However, more fortunate unsecured creditors are said to have “priority claims” against the bankrupt debtor. Employees of a bankrupt company frequently fall into that category and have such priority claims.
Specifically, employees who continue to work for the bankrupt employer after the date of the bankruptcy (this means generally only an employee of a “restructuring” company) have the ability, to the extent that their work benefited the bankrupt company, to claim that post-petition wages and other amounts due to them are an “administrative” expense of the estate. Creditors who hold claims for administrative expenses generally have those expenses paid in full before any of the other unsecured creditors receive anything. Thus, employees who work on after the date of the bankruptcy are given favorable treatment under the Bankruptcy Code.
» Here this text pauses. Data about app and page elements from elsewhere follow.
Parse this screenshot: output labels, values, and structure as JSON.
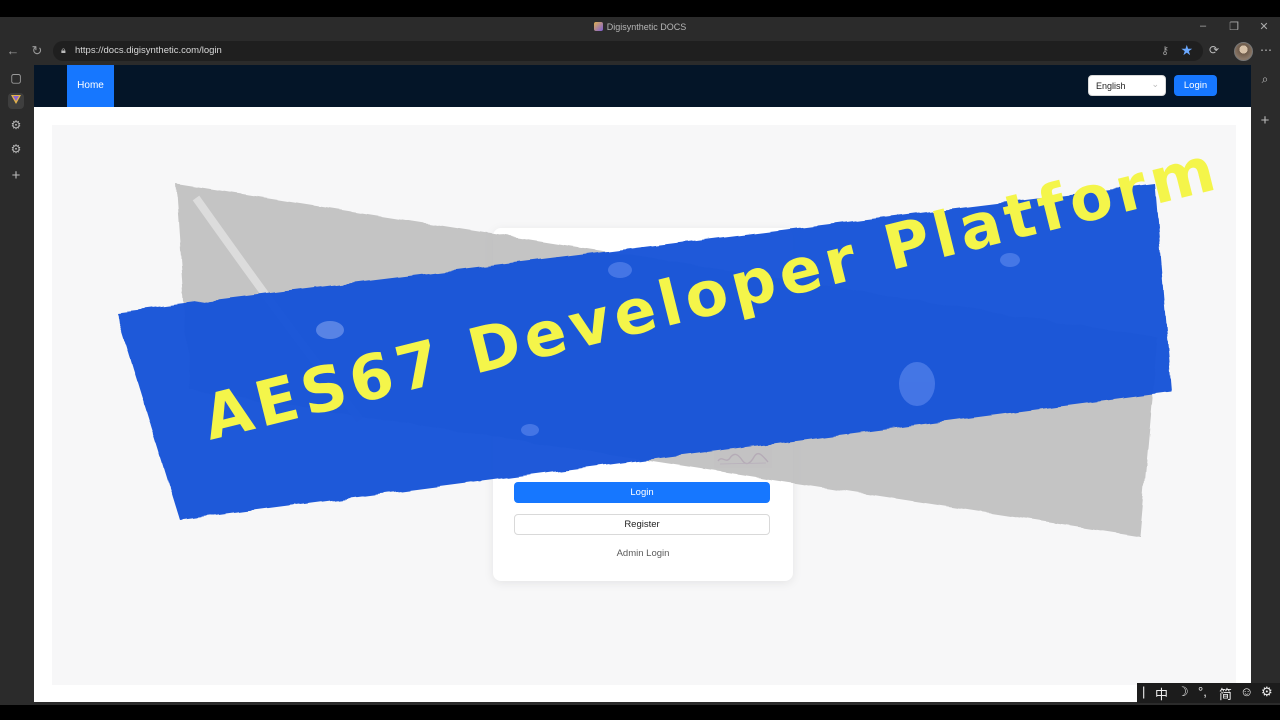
{
  "window": {
    "title": "Digisynthetic DOCS"
  },
  "address_bar": {
    "url": "https://docs.digisynthetic.com/login"
  },
  "nav": {
    "home_label": "Home",
    "language_value": "English",
    "login_label": "Login"
  },
  "login_card": {
    "login_button": "Login",
    "register_button": "Register",
    "admin_login_link": "Admin Login"
  },
  "banner": {
    "text": "AES67 Developer Platform"
  },
  "ime": {
    "items": [
      "|",
      "中",
      "☽",
      "°,",
      "简",
      "☺",
      "⚙"
    ]
  },
  "colors": {
    "primary": "#1677ff",
    "nav_bg": "#041528",
    "banner_text": "#f4f54a",
    "tape_blue": "#1552d8",
    "tape_gray": "#bdbdbd"
  }
}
Employees whose employment is terminated on or before the date of bankruptcy get less favorable treatment; however, they are entitled to a lower order “priority claim” that often allows them to receive at least partial payment for unpaid compensation before most of the other unsecured creditors. Specifically, an employee whose job is terminated on or before the date of the bankruptcy (or the cessation of the employer’s business) is entitled to recover claims up to the amount of $10,950 for wages, salaries, commissions, accrued vacation pay, accrued severance pay and sick leave pay that was earned within 180 days prior to the date of the bankruptcy.
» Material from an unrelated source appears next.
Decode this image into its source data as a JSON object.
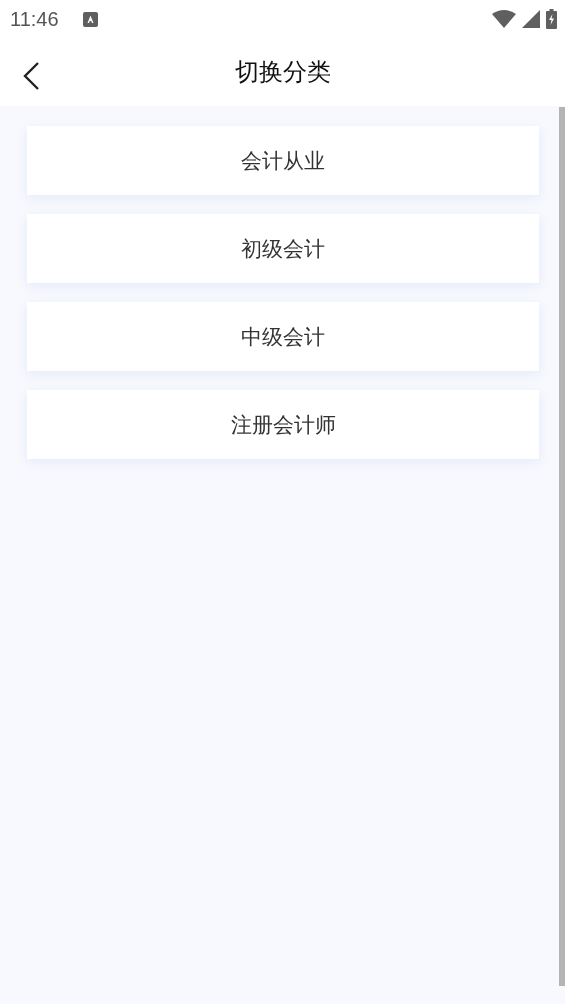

Finally, there is a similar priority claim for unsecured claims of an employee for contributions to an employee benefit plan that arise from services rendered within 180 days before the date of the filing of the petition.